▸ **WHAT TO DO**
Counting task for the entries below: give the number of lines that contain the word "watermark", with no other text.

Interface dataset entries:
▼
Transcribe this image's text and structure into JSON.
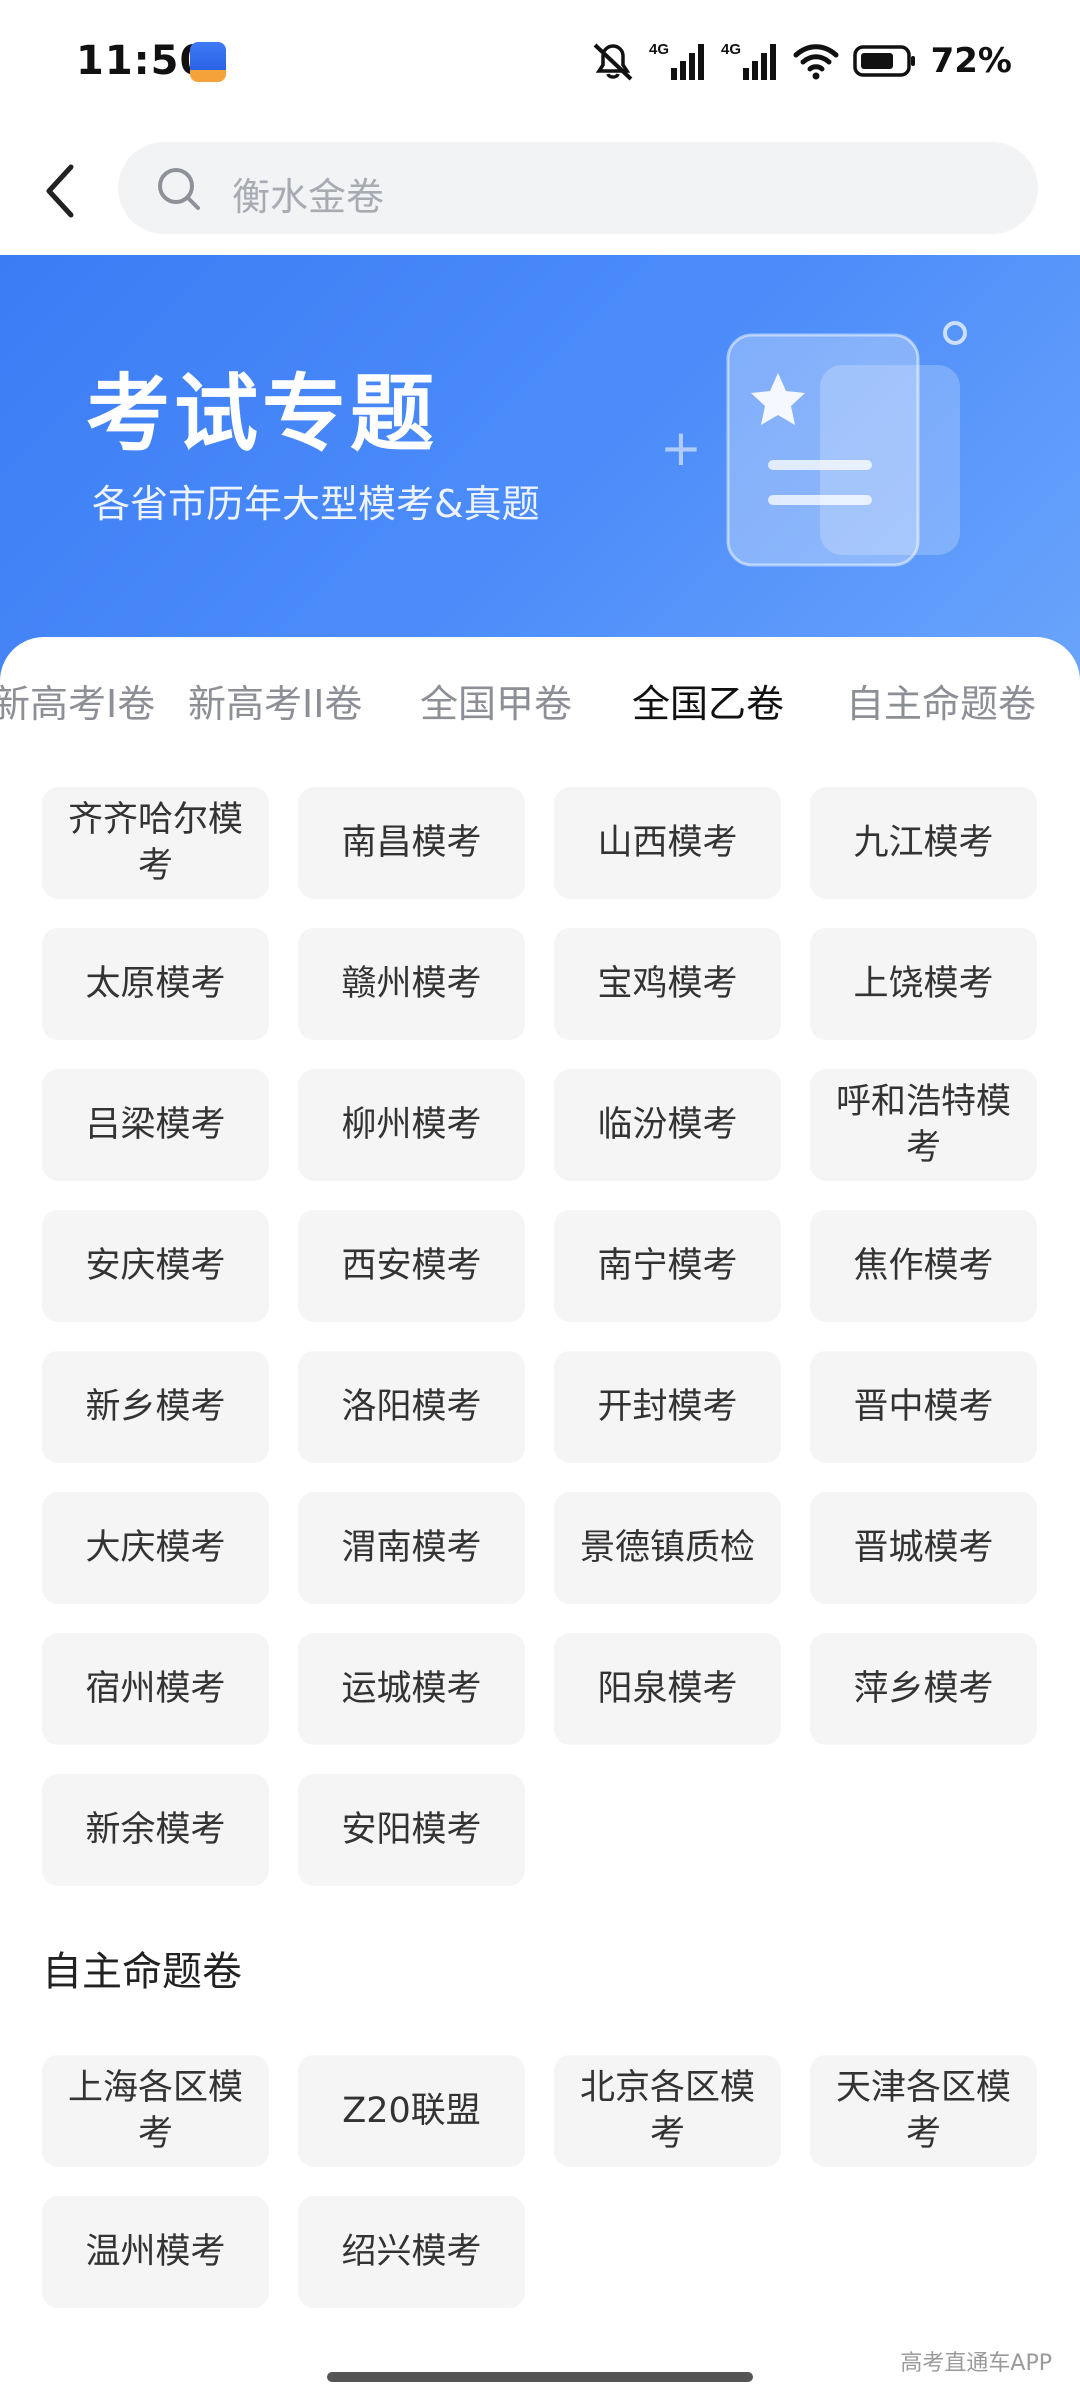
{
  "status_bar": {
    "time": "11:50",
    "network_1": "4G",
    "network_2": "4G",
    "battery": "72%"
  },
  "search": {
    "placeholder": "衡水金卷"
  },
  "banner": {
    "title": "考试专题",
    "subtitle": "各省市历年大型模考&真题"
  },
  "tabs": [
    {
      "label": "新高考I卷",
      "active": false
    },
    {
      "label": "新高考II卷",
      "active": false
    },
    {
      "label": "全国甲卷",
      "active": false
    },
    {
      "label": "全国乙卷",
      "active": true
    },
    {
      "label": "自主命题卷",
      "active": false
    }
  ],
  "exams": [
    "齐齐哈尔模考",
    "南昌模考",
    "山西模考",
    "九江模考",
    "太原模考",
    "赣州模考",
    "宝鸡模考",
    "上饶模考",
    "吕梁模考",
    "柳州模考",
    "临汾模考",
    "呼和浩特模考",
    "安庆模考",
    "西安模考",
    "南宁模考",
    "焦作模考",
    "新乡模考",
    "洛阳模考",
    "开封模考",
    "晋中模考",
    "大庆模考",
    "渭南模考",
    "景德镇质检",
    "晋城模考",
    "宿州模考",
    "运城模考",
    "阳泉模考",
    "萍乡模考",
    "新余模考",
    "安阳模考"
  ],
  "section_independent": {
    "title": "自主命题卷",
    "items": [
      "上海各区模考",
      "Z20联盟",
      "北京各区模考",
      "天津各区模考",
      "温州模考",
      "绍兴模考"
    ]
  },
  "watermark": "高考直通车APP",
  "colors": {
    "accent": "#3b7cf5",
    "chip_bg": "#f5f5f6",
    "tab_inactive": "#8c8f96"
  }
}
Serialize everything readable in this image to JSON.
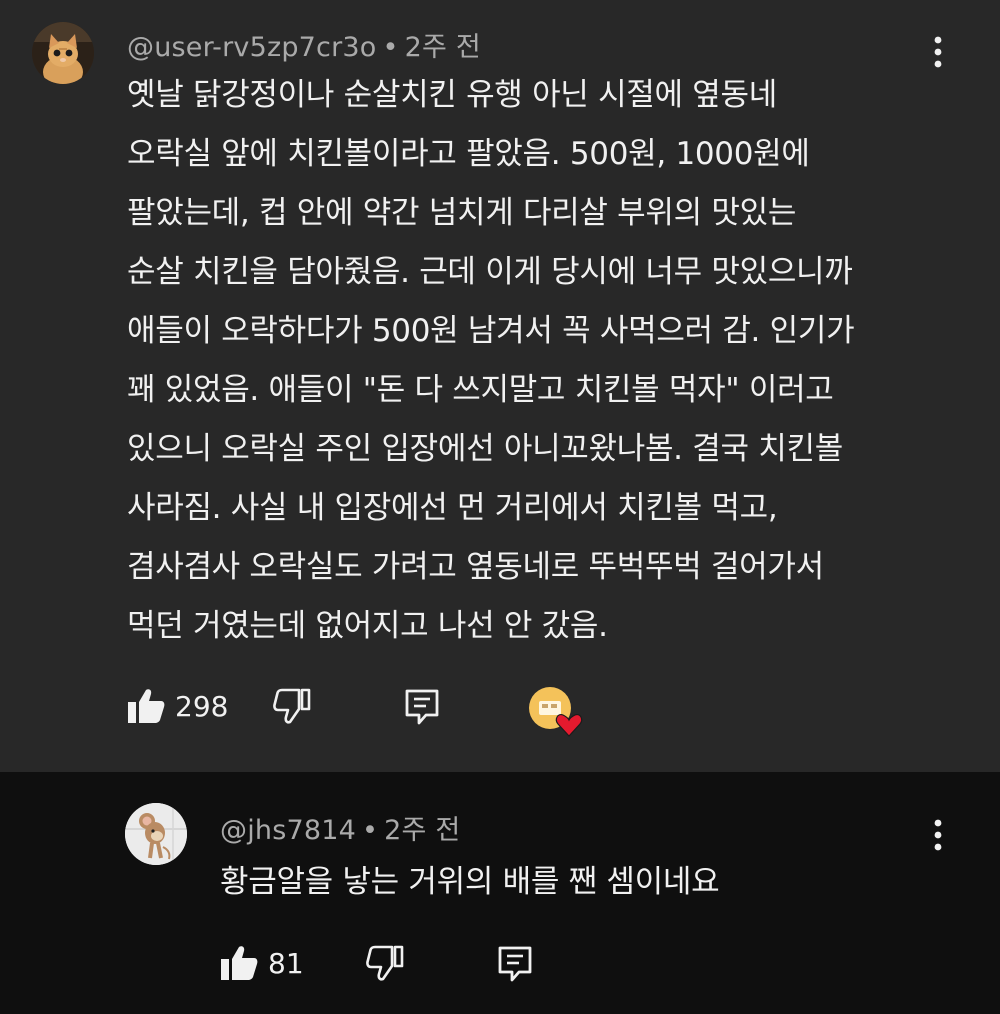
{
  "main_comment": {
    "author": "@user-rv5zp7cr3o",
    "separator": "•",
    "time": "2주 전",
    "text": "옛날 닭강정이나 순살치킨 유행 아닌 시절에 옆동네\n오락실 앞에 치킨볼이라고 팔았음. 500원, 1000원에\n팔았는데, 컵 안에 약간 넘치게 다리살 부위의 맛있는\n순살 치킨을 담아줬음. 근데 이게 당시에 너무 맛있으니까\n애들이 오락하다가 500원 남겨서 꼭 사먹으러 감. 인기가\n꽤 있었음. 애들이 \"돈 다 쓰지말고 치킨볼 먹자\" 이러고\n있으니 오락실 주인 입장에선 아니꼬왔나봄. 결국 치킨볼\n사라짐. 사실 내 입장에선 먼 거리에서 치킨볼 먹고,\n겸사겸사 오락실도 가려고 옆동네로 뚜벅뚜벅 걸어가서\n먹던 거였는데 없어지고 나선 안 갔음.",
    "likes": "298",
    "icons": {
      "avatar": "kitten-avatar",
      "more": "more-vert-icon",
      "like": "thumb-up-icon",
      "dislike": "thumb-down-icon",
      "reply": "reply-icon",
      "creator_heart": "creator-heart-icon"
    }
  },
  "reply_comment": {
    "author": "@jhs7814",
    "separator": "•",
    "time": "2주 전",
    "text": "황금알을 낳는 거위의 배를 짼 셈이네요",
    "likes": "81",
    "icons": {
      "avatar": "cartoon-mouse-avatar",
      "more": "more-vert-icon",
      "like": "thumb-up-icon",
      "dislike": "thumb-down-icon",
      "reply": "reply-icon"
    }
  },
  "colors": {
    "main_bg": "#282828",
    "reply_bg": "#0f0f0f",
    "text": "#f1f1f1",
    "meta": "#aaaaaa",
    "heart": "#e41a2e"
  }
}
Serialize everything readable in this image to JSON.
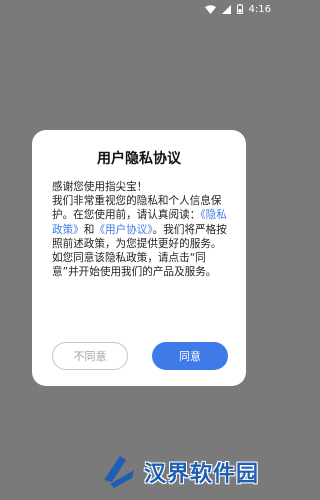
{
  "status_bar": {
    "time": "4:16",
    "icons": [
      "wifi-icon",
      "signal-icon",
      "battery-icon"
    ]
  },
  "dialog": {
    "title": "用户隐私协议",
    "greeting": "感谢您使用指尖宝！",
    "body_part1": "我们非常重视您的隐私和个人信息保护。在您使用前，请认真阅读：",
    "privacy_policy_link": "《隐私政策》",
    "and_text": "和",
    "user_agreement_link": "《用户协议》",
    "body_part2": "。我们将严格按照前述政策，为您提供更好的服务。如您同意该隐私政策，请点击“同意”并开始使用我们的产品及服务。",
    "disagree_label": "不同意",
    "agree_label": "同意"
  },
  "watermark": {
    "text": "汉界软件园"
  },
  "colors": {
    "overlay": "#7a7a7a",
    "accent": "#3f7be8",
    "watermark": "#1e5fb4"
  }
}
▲
▸ **YOUR RESPONSE**
3